Your instructions:
Filter this material down to the lines that contain the string "will", and return those lines.

Given entries:
■ ■ ■ ■ ■ ■ ■
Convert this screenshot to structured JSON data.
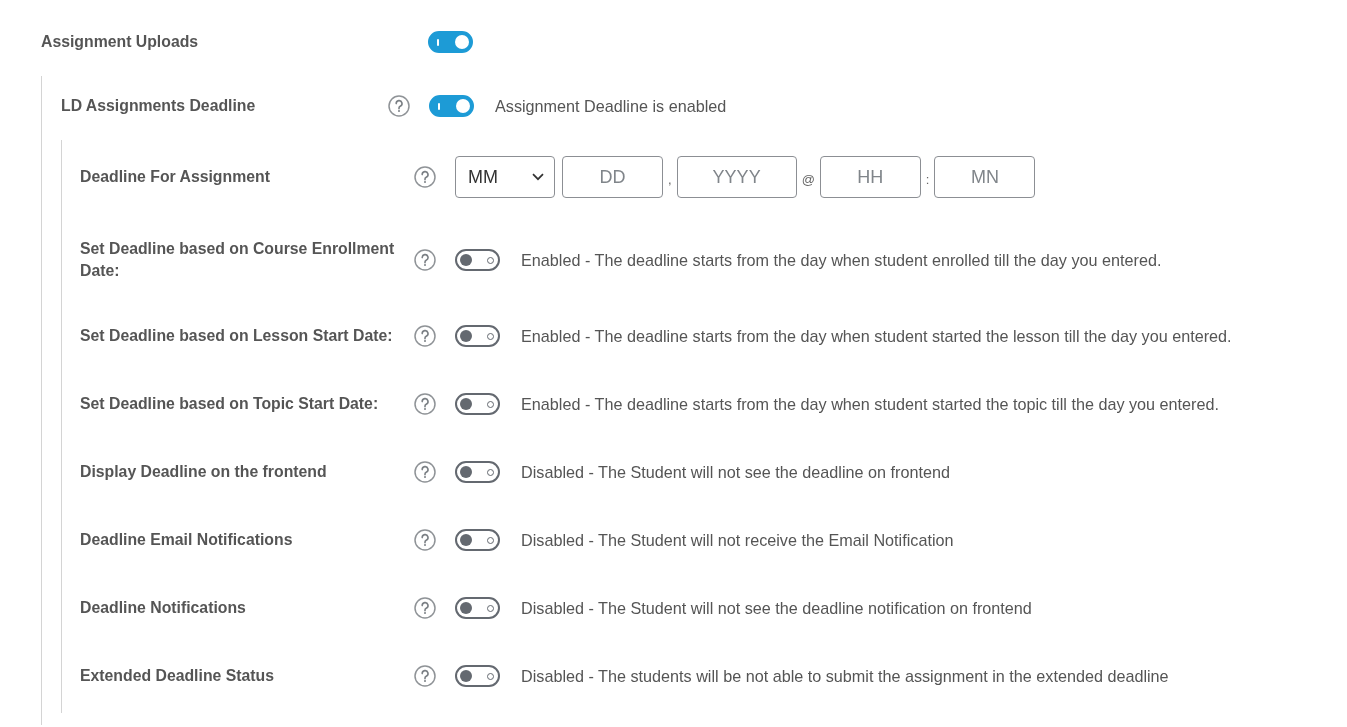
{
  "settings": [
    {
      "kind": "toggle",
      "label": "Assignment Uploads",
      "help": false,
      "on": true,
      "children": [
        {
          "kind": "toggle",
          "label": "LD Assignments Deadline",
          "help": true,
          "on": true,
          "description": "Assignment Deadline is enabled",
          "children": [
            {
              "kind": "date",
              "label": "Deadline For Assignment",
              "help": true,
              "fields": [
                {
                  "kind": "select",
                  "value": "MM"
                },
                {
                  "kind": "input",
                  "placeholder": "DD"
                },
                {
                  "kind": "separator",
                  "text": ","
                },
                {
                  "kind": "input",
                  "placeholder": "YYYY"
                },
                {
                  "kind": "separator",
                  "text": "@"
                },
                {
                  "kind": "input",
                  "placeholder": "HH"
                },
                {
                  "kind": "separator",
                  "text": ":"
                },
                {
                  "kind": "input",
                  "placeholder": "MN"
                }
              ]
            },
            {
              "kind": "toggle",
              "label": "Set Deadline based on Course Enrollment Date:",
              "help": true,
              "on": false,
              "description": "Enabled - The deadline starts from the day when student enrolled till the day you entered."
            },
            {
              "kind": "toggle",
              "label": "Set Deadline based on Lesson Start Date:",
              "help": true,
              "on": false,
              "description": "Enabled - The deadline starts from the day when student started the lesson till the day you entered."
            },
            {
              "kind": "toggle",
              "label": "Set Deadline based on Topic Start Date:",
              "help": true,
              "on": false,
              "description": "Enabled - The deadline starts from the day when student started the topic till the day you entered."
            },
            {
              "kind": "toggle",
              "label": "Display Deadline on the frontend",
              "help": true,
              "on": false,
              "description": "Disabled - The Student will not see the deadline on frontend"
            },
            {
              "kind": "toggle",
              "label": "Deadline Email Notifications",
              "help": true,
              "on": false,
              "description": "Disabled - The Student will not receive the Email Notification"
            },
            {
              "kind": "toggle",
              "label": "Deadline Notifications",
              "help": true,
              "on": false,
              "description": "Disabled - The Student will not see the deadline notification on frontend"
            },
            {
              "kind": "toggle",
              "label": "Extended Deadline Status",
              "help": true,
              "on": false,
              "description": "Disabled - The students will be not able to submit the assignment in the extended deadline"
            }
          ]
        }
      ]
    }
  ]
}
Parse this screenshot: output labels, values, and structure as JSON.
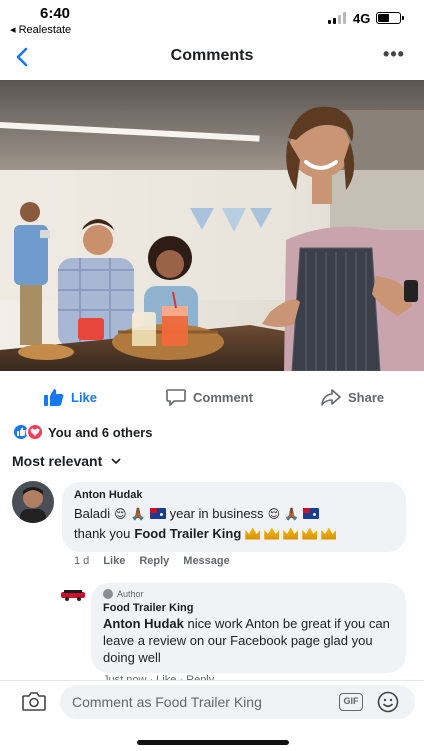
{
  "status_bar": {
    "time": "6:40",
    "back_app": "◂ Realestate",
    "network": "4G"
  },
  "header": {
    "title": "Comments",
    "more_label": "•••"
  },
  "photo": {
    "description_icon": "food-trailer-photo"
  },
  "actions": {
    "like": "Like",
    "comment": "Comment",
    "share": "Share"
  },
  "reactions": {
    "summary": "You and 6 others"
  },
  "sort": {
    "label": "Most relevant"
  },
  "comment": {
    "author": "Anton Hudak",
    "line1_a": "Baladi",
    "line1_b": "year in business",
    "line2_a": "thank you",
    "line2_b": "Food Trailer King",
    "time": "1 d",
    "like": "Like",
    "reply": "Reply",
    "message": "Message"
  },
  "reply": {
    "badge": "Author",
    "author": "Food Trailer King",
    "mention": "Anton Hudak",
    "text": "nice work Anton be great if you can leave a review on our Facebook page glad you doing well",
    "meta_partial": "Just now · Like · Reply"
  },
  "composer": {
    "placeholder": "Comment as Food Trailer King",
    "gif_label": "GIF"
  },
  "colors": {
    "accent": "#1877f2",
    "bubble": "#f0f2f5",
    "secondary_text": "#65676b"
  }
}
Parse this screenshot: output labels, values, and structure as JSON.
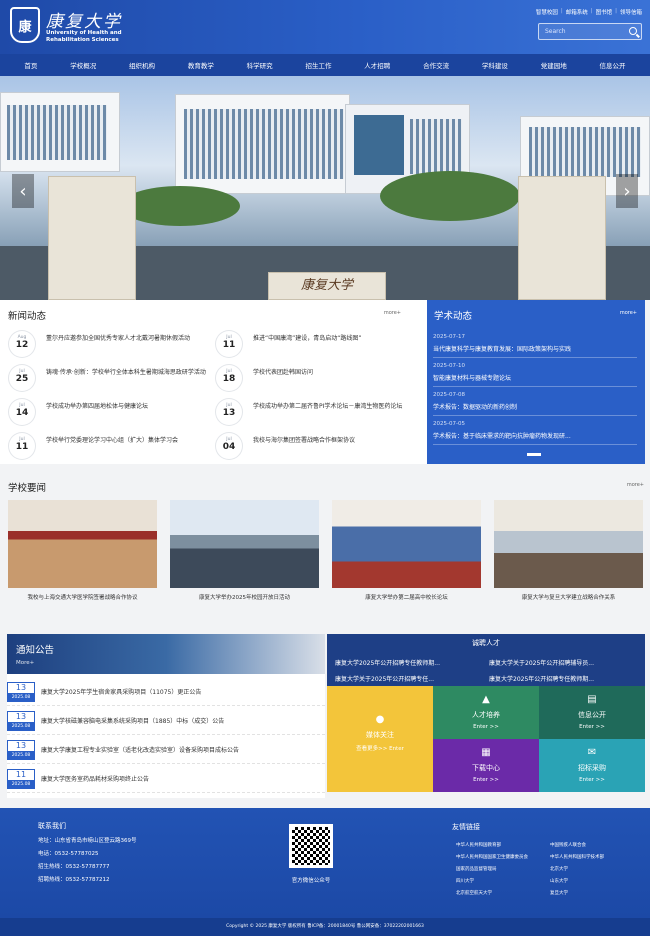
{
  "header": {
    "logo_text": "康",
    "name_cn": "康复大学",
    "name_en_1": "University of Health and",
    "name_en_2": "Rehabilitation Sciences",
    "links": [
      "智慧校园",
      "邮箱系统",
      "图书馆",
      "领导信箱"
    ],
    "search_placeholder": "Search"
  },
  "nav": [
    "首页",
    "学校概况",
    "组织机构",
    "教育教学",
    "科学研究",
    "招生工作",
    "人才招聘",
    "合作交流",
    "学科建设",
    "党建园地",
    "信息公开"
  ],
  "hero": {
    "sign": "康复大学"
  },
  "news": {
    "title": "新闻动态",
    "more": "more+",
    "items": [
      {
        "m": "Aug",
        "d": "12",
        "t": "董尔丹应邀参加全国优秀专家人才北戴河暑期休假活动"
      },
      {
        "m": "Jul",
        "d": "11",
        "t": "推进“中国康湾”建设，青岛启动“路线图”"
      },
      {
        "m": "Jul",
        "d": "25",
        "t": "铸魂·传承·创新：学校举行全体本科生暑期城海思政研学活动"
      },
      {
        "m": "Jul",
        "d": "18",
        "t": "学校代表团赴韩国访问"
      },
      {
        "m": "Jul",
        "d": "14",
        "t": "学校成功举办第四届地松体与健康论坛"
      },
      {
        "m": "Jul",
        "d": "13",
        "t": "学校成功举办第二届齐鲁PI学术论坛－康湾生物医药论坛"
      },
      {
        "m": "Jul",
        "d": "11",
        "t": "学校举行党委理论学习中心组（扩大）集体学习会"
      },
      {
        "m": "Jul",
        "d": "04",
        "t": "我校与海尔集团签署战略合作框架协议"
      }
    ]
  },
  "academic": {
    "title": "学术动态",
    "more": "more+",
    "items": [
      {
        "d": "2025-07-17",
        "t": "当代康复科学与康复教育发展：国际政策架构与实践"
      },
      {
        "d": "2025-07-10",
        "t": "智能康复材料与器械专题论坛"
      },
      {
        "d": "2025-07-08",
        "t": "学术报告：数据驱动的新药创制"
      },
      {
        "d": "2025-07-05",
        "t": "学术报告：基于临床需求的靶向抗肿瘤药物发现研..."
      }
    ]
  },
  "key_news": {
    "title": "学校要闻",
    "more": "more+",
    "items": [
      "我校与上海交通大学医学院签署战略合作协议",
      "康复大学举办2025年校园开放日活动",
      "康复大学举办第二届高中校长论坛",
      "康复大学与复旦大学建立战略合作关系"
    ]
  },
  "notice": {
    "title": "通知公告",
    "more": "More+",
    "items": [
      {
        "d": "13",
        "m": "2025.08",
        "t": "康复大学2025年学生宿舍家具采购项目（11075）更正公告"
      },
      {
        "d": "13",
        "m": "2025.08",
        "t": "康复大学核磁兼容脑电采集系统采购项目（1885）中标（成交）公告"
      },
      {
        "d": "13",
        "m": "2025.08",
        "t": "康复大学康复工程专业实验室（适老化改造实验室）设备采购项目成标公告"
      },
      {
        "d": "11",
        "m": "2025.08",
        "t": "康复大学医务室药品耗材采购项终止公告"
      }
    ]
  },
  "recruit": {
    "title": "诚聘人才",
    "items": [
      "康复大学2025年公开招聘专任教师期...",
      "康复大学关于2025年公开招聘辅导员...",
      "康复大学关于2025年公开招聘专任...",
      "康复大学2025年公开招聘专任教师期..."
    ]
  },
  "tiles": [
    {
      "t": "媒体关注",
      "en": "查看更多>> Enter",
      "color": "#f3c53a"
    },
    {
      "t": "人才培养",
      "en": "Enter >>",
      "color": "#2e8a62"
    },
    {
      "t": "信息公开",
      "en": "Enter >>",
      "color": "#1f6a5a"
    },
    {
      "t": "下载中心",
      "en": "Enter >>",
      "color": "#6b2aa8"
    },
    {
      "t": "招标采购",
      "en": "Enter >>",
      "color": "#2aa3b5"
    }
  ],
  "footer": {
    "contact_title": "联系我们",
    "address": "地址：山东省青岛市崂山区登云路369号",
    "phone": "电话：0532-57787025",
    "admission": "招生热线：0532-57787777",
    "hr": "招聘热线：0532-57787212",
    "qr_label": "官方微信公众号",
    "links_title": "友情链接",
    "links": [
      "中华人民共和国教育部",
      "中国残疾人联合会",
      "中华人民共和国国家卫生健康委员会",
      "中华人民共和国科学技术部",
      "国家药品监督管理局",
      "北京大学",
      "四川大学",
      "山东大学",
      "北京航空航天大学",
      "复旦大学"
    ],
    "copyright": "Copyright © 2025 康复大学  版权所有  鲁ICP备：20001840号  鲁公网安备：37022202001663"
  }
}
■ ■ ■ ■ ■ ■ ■
Finished exercise:
              "description": "Disabled - The Student will not see the deadline on frontend"
              "description": "Disabled - The Student will not receive the Email Notification"
              "description": "Disabled - The Student will not see the deadline notification on frontend"
              "description": "Disabled - The students will be not able to submit the assignment in the extended deadline"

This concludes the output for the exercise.